When Sen. Lindsey Graham (R-S.C.) jilted his climate-change partners this week, he abandoned more than a few senators and the White House. He also left behind his first-quarter donors. Almost all of the political action committee money that Graham took in during the first three months of 2010 came from energy companies hoping he'd reach a climate change deal, according to a review of his filing with the Federal Election Commission.
Graham, who isn't up for reelection until 2014, doesn't appear to have been aggressive in his first-quarter fundraising, taking in only $37,000 from PACs. More than $30,000 of that, however, came from energy companies -- mostly nuclear and natural gas companies that would benefit greatly from higher prices for carbon emissions.

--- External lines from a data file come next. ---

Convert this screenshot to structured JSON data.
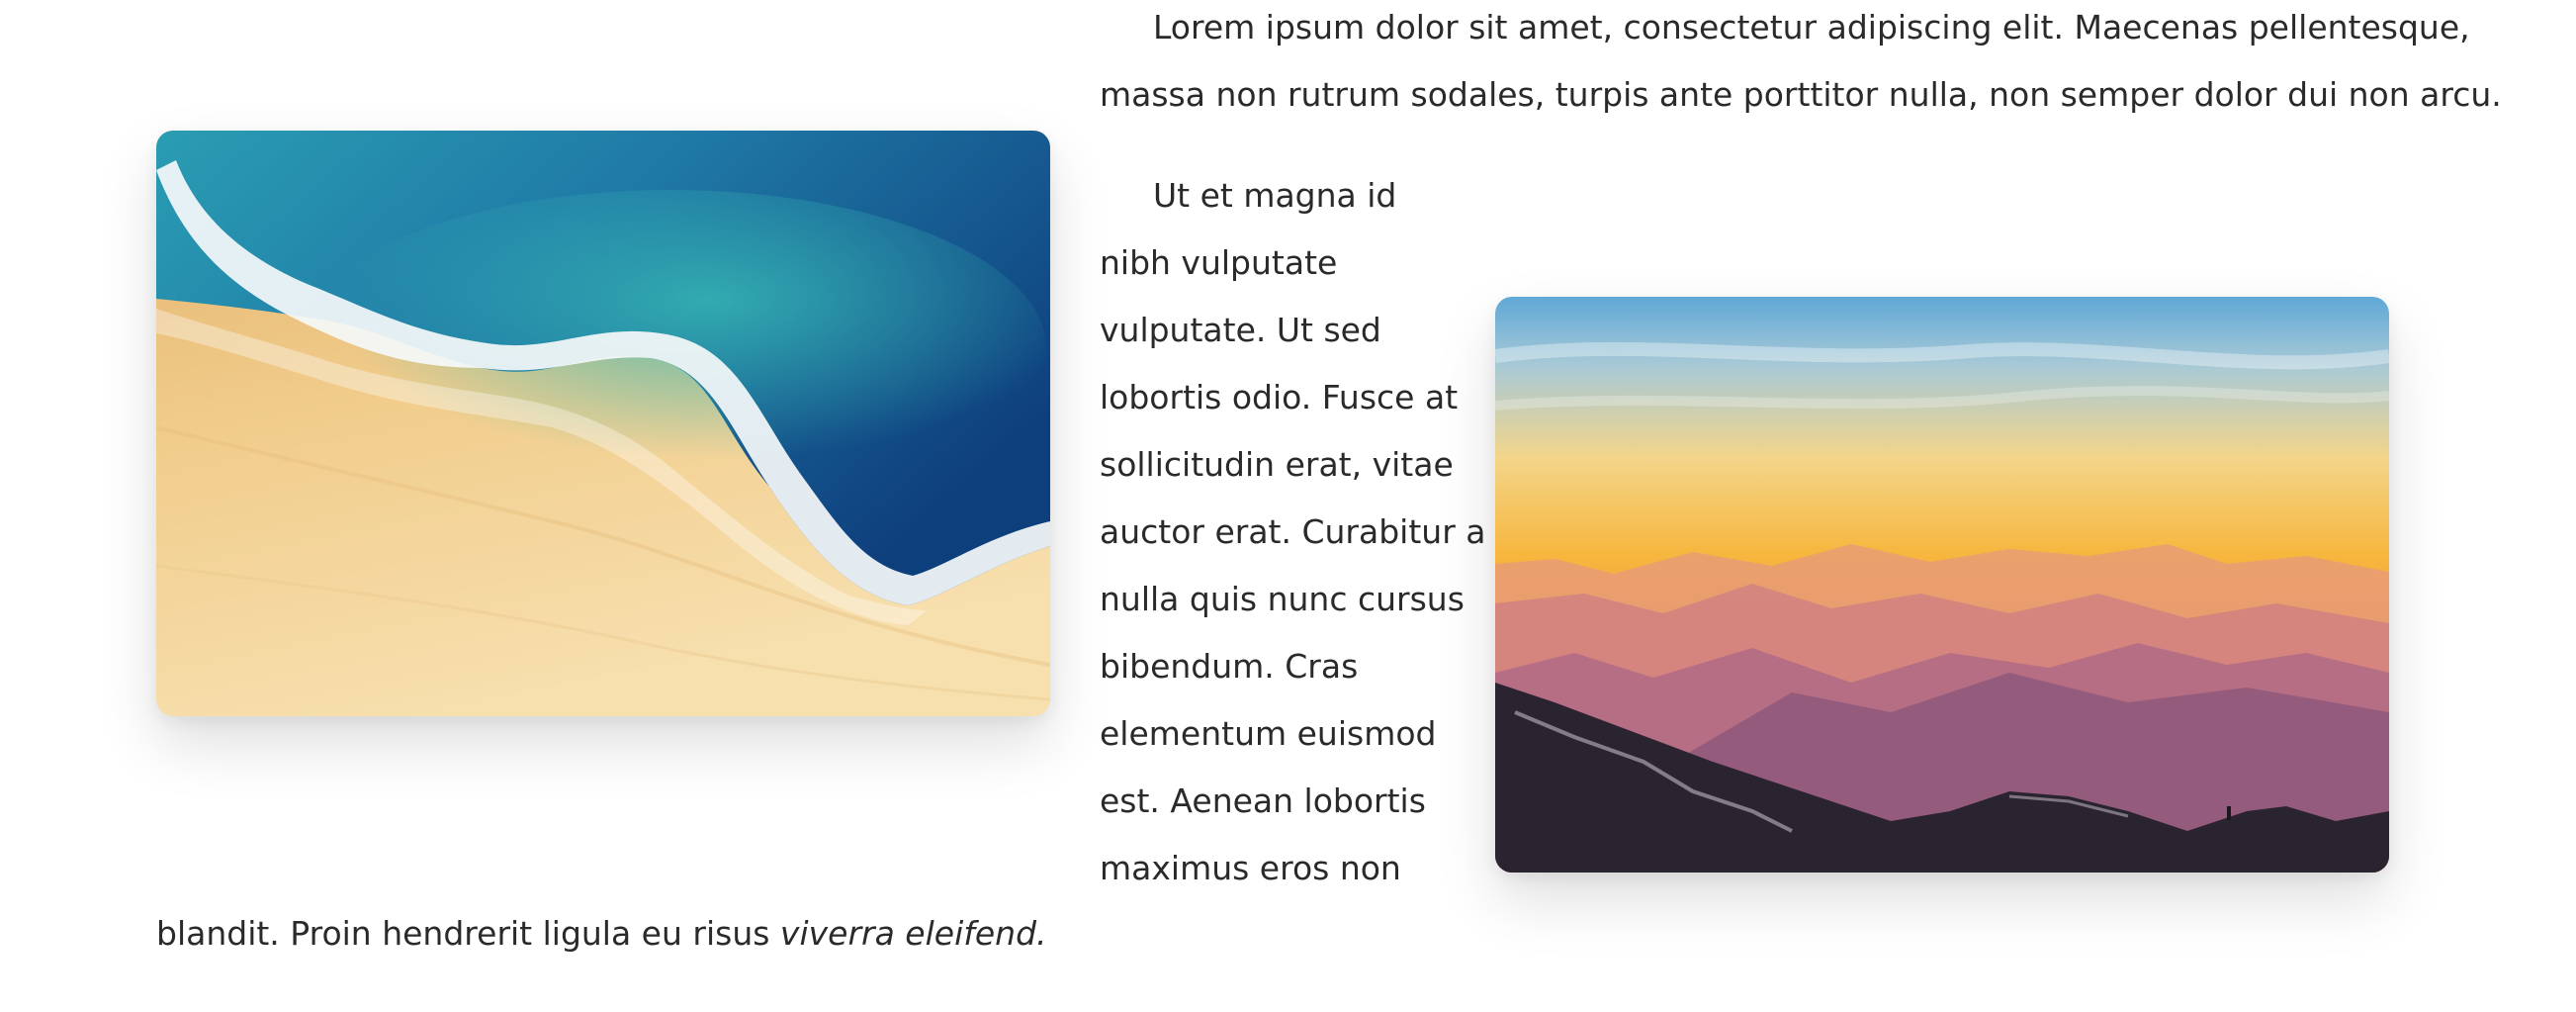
{
  "paragraph_1": {
    "lines": [
      "Lorem ipsum dolor sit amet, consectetur adipiscing elit. Maecenas pellentesque,",
      "massa non rutrum sodales, turpis ante porttitor nulla, non semper dolor dui non arcu."
    ]
  },
  "paragraph_2": {
    "lines": [
      "Ut et magna id",
      "nibh vulputate",
      "vulputate. Ut sed",
      "lobortis odio. Fusce at",
      "sollicitudin erat, vitae",
      "auctor erat. Curabitur a",
      "nulla quis nunc cursus",
      "bibendum. Cras",
      "elementum euismod",
      "est. Aenean lobortis",
      "maximus eros non"
    ],
    "last_line_plain": "blandit. Proin hendrerit ligula eu risus ",
    "last_line_italic": "viverra eleifend."
  },
  "images": {
    "left": "beach-aerial-photo",
    "right": "mountain-sunset-photo"
  }
}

PACs associated with Duke Energy, Exelon, Progress Energy, the Edison Electric Institute, PG&E and American Electric Power, among others, contributed heavily to Graham. Missing from his list of contributors are any of the Big Oil companies.
Exelon, a mostly nuclear company, for instance, has estimated it could make an extra billion dollars a year if climate change legislation passes. Higher carbon prices would set off a rush of investments in clean energy companies and a spike in demand for cheap, energy-efficient technologies, which would primarily benefit the lowest emitters of carbon.
The companies that donated to Graham don't seem to be worried that he took their money and ran -- they are just waiting for him to come back around.
"While we are disappointed by this temporary setback, we remain hopeful that the issues will be resolved quickly, and that the U.S. Senate will make passage of an energy and climate bill an urgent priority," said a spokesperson for Exelon, which donated $2,500 to Graham's campaign in January.
EEI and PG&E did not return calls for comment, but Duke Energy, Progress Energy, NEI and American Electric Power all expressed disappointment in the setback and continued confidence in the bill.
"We'd like to think of this as a sort of rain delay," said Mitch Singer, a spokesperson for NEI. "We appreciate the support these three senators have voiced for the legislation, and we have a wait-and-see attitude."
They may not have to wait for long. Senate Majority Leader Harry Reid (D-Nev.) said at a press conference Wednesday that he is going to move ahead with climate change legislation before he addresses immigration, which may pull Graham back on board.
In a speech in Nevada last weekend, Reid told a crowd that he'd be moving on immigration reform, which sent Graham into a tailspin. Though Graham has been a longtime backer of immigration reform and had recently called on Democrats to make it a higher priority, he responded by pulling out of climate change negotiations and also demanded immigration reform be taken off the table.